You know how much I love reading Beatriz Williams in the summer. A few weeks ago, I devoured Along the Infinite Sea, and can’t wait to pick up a new one by her and be transported! Review can be found here

Barkskins, by Annie Proulx
This saga about the logging industry and the ecological impact peaked my interest from the moment that I first heard about it. I’m bound for the Olympic Peninsula outside Seattle soon and thinking that being among trees and nature (as well as a long plane ride) might make this the perfect vacation read. Update: tried to read this one, couldn’t get into it after 100 or so pages. Probably not going to finish. 

Radio Girls, by Sarah-Jane Stratford
I needed more than one historical fiction on my second summer reading list. Set in 1926, at the start of the BBC, a young woman gets a job on the radio. I am looking forward to some history lessons as well as being taken to a different time – the beginning of news.

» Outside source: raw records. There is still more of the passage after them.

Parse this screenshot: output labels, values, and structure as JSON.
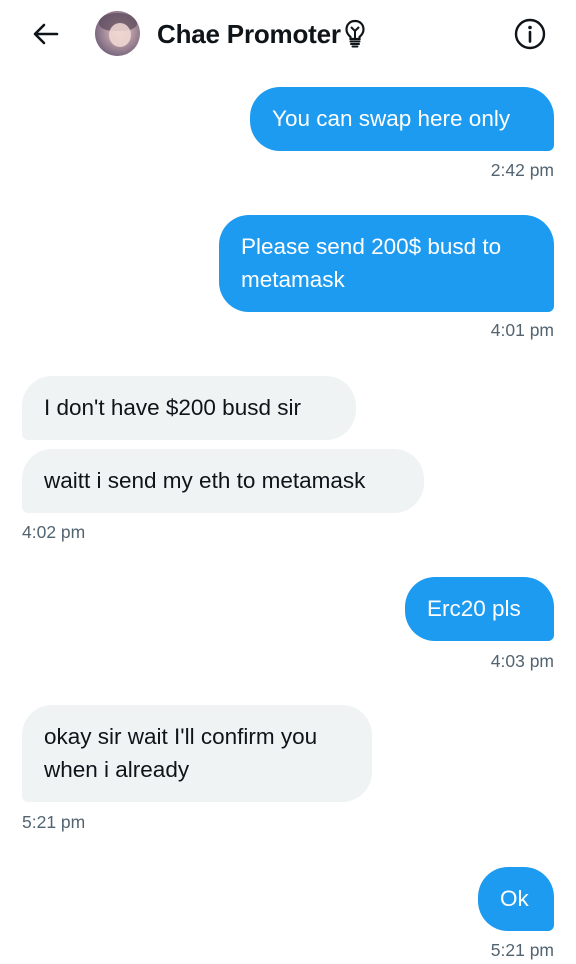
{
  "header": {
    "title": "Chae Promoter",
    "title_badge_icon": "lightbulb-icon",
    "back_icon": "arrow-left-icon",
    "info_icon": "info-circle-icon"
  },
  "colors": {
    "outgoing_bubble": "#1d9bf0",
    "incoming_bubble": "#eff3f4",
    "timestamp": "#536471"
  },
  "messages": [
    {
      "direction": "outgoing",
      "text": "You can swap here only"
    },
    {
      "direction": "outgoing",
      "text": "Please send 200$ busd to metamask"
    },
    {
      "direction": "incoming",
      "text": "I don't have $200 busd sir"
    },
    {
      "direction": "incoming",
      "text": "waitt i send my eth to metamask"
    },
    {
      "direction": "outgoing",
      "text": "Erc20 pls"
    },
    {
      "direction": "incoming",
      "text": "okay sir wait I'll confirm you when i already"
    },
    {
      "direction": "outgoing",
      "text": "Ok"
    }
  ],
  "timestamps": [
    "2:42 pm",
    "4:01 pm",
    "4:02 pm",
    "4:03 pm",
    "5:21 pm",
    "5:21 pm"
  ]
}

I’m limiting this list to six books because I am not sure how many I will be able to read just this summer. If none of these peak your interest, other books that are high on my list right now are: Homegoing, by Yaa Gyasi; Vinegar Girl, by Anne Tyler; The Sea of Tranquility, by Katja Millay; Sleeping Giants, by Sylvain Neuvel; The Gene: An Intimate History, by Siddhartha Mukherjee; and The Paper Menagerie and Other Stories, by Ken Liu.  I know, it’s a big list – and growing every day with new ones!

Have you read any of these yet? Read with me – let me know what books you love this summer! Is reading your escape too?